Resume gaps are a problem because they raise an automatic red flag. What went wrong? Why did you stop working? Will you be a bad employee?
The trick is to calm your potential employer’s fears. People take time off for a variety of reasons. Here’s how to approach the subject.
Stay Honest – Lying about an employment gap is bad idea. The truth usually surfaces at some point. Even if you were fired or made a poor decision, be upfront. However, be sure to emphasize how you learned from any mistakes and, therefore, won’t repeat them.
Focus on the Wins – Just because you took time off doesn’t mean you stopped learning. Maybe you volunteered, traveled, took classes, cared for young children or even overcame a serious illness. Any of these life experiences teach skills that can make you a better employee. Highlight what you gained.
Put the Gap Behind You – Your potential employer may worry you will leave this job too. What if the issue resurfaces? Reassure them you have resolved all the circumstances and are ready to get back to work.
Be Brief – You want to explain your resume gap, but you don’t have to give unnecessary details. Keep your account short and to the point. The more you say the greater your chances of talking yourself into trouble.
Rehearse a Response – Detailing the reasons behind an employment break can be tricky and awkward under the best of circumstances. Practice your explanation so you sound confident and sure of yourself. If you stumble, ramble or hesitate, this only brings up more questions.
Use Your Network – Despite your best efforts, a gap in your work history will make some organizations nervous. If you know someone within the company, reach out to them.
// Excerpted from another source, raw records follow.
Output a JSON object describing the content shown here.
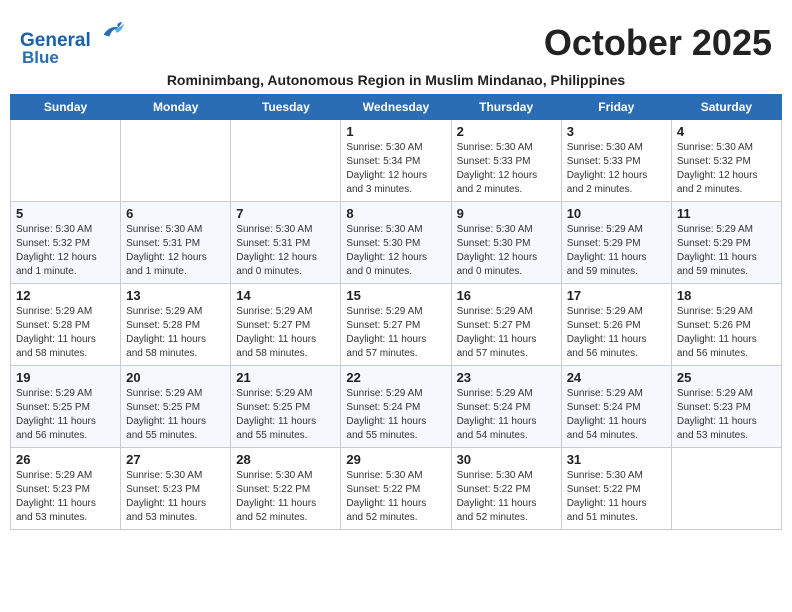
{
  "header": {
    "logo_line1": "General",
    "logo_line2": "Blue",
    "month_title": "October 2025",
    "subtitle": "Rominimbang, Autonomous Region in Muslim Mindanao, Philippines"
  },
  "days_of_week": [
    "Sunday",
    "Monday",
    "Tuesday",
    "Wednesday",
    "Thursday",
    "Friday",
    "Saturday"
  ],
  "weeks": [
    [
      {
        "day": "",
        "info": ""
      },
      {
        "day": "",
        "info": ""
      },
      {
        "day": "",
        "info": ""
      },
      {
        "day": "1",
        "info": "Sunrise: 5:30 AM\nSunset: 5:34 PM\nDaylight: 12 hours and 3 minutes."
      },
      {
        "day": "2",
        "info": "Sunrise: 5:30 AM\nSunset: 5:33 PM\nDaylight: 12 hours and 2 minutes."
      },
      {
        "day": "3",
        "info": "Sunrise: 5:30 AM\nSunset: 5:33 PM\nDaylight: 12 hours and 2 minutes."
      },
      {
        "day": "4",
        "info": "Sunrise: 5:30 AM\nSunset: 5:32 PM\nDaylight: 12 hours and 2 minutes."
      }
    ],
    [
      {
        "day": "5",
        "info": "Sunrise: 5:30 AM\nSunset: 5:32 PM\nDaylight: 12 hours and 1 minute."
      },
      {
        "day": "6",
        "info": "Sunrise: 5:30 AM\nSunset: 5:31 PM\nDaylight: 12 hours and 1 minute."
      },
      {
        "day": "7",
        "info": "Sunrise: 5:30 AM\nSunset: 5:31 PM\nDaylight: 12 hours and 0 minutes."
      },
      {
        "day": "8",
        "info": "Sunrise: 5:30 AM\nSunset: 5:30 PM\nDaylight: 12 hours and 0 minutes."
      },
      {
        "day": "9",
        "info": "Sunrise: 5:30 AM\nSunset: 5:30 PM\nDaylight: 12 hours and 0 minutes."
      },
      {
        "day": "10",
        "info": "Sunrise: 5:29 AM\nSunset: 5:29 PM\nDaylight: 11 hours and 59 minutes."
      },
      {
        "day": "11",
        "info": "Sunrise: 5:29 AM\nSunset: 5:29 PM\nDaylight: 11 hours and 59 minutes."
      }
    ],
    [
      {
        "day": "12",
        "info": "Sunrise: 5:29 AM\nSunset: 5:28 PM\nDaylight: 11 hours and 58 minutes."
      },
      {
        "day": "13",
        "info": "Sunrise: 5:29 AM\nSunset: 5:28 PM\nDaylight: 11 hours and 58 minutes."
      },
      {
        "day": "14",
        "info": "Sunrise: 5:29 AM\nSunset: 5:27 PM\nDaylight: 11 hours and 58 minutes."
      },
      {
        "day": "15",
        "info": "Sunrise: 5:29 AM\nSunset: 5:27 PM\nDaylight: 11 hours and 57 minutes."
      },
      {
        "day": "16",
        "info": "Sunrise: 5:29 AM\nSunset: 5:27 PM\nDaylight: 11 hours and 57 minutes."
      },
      {
        "day": "17",
        "info": "Sunrise: 5:29 AM\nSunset: 5:26 PM\nDaylight: 11 hours and 56 minutes."
      },
      {
        "day": "18",
        "info": "Sunrise: 5:29 AM\nSunset: 5:26 PM\nDaylight: 11 hours and 56 minutes."
      }
    ],
    [
      {
        "day": "19",
        "info": "Sunrise: 5:29 AM\nSunset: 5:25 PM\nDaylight: 11 hours and 56 minutes."
      },
      {
        "day": "20",
        "info": "Sunrise: 5:29 AM\nSunset: 5:25 PM\nDaylight: 11 hours and 55 minutes."
      },
      {
        "day": "21",
        "info": "Sunrise: 5:29 AM\nSunset: 5:25 PM\nDaylight: 11 hours and 55 minutes."
      },
      {
        "day": "22",
        "info": "Sunrise: 5:29 AM\nSunset: 5:24 PM\nDaylight: 11 hours and 55 minutes."
      },
      {
        "day": "23",
        "info": "Sunrise: 5:29 AM\nSunset: 5:24 PM\nDaylight: 11 hours and 54 minutes."
      },
      {
        "day": "24",
        "info": "Sunrise: 5:29 AM\nSunset: 5:24 PM\nDaylight: 11 hours and 54 minutes."
      },
      {
        "day": "25",
        "info": "Sunrise: 5:29 AM\nSunset: 5:23 PM\nDaylight: 11 hours and 53 minutes."
      }
    ],
    [
      {
        "day": "26",
        "info": "Sunrise: 5:29 AM\nSunset: 5:23 PM\nDaylight: 11 hours and 53 minutes."
      },
      {
        "day": "27",
        "info": "Sunrise: 5:30 AM\nSunset: 5:23 PM\nDaylight: 11 hours and 53 minutes."
      },
      {
        "day": "28",
        "info": "Sunrise: 5:30 AM\nSunset: 5:22 PM\nDaylight: 11 hours and 52 minutes."
      },
      {
        "day": "29",
        "info": "Sunrise: 5:30 AM\nSunset: 5:22 PM\nDaylight: 11 hours and 52 minutes."
      },
      {
        "day": "30",
        "info": "Sunrise: 5:30 AM\nSunset: 5:22 PM\nDaylight: 11 hours and 52 minutes."
      },
      {
        "day": "31",
        "info": "Sunrise: 5:30 AM\nSunset: 5:22 PM\nDaylight: 11 hours and 51 minutes."
      },
      {
        "day": "",
        "info": ""
      }
    ]
  ]
}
An employer will be less worried about hiring you if a current employee is willing to vouch for your reliability and work ethic.
Criticize or Complain – Work history gaps can be the result of extremely difficult events. No one denies this. Nevertheless, a negative outlook will hurt your chances of landing another job. Stay upbeat and positive. A sense of humor helps too. And, never EVER bad-mouth a previous employer. Best case you look like a whiner; worst case, your interviewer is friends with your old boss. Uh oh!
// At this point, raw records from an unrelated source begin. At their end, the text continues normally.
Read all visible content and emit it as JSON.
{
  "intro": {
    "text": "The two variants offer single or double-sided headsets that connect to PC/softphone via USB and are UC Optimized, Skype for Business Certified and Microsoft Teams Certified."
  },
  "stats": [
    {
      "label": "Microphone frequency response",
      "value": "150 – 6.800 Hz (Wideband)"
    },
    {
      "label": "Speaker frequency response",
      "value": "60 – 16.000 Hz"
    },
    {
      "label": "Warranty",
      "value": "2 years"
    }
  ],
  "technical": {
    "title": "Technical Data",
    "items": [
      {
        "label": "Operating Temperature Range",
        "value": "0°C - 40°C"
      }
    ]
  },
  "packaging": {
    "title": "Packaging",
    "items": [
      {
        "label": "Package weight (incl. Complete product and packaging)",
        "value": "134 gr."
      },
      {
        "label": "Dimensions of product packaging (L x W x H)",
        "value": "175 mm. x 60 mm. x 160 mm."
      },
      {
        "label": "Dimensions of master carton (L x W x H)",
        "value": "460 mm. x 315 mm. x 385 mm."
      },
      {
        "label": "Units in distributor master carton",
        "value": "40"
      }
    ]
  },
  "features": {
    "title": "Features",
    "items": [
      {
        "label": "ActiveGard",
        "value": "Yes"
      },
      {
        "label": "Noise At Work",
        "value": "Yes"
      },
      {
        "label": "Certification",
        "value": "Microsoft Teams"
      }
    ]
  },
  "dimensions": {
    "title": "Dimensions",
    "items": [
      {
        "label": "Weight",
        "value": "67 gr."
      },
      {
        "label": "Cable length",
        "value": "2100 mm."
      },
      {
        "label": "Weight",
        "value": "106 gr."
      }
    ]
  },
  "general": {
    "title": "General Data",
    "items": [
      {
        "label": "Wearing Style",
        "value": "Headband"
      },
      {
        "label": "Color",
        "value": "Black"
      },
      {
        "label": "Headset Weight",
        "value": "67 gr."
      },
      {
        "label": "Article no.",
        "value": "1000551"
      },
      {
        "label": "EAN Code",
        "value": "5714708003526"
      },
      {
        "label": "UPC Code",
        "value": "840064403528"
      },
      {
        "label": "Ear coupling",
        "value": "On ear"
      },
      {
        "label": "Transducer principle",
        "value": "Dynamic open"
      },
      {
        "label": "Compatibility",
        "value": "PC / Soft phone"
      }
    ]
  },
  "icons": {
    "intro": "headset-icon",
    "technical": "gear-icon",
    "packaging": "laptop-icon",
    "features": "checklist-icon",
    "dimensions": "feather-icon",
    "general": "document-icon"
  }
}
Apologize – If you took time off, you either reacted to circumstances beyond your control or committed to a decision you felt was right at the time. You don’t need to justify or feel guilty. Own your resume gap!
Assume Everyone Will Be Fair and Understanding – Some companies will automatically disqualify any applications with work history gaps. Although this practice is unfortunate for both organizations (who automatically limit their talent pool) and candidates, recognize this does happen and move on.
Are You Trying to Overcome an Employment Gap?
A staffing service can help you get your foot in the door. At Connectology, we provide resume reviews, interview coaching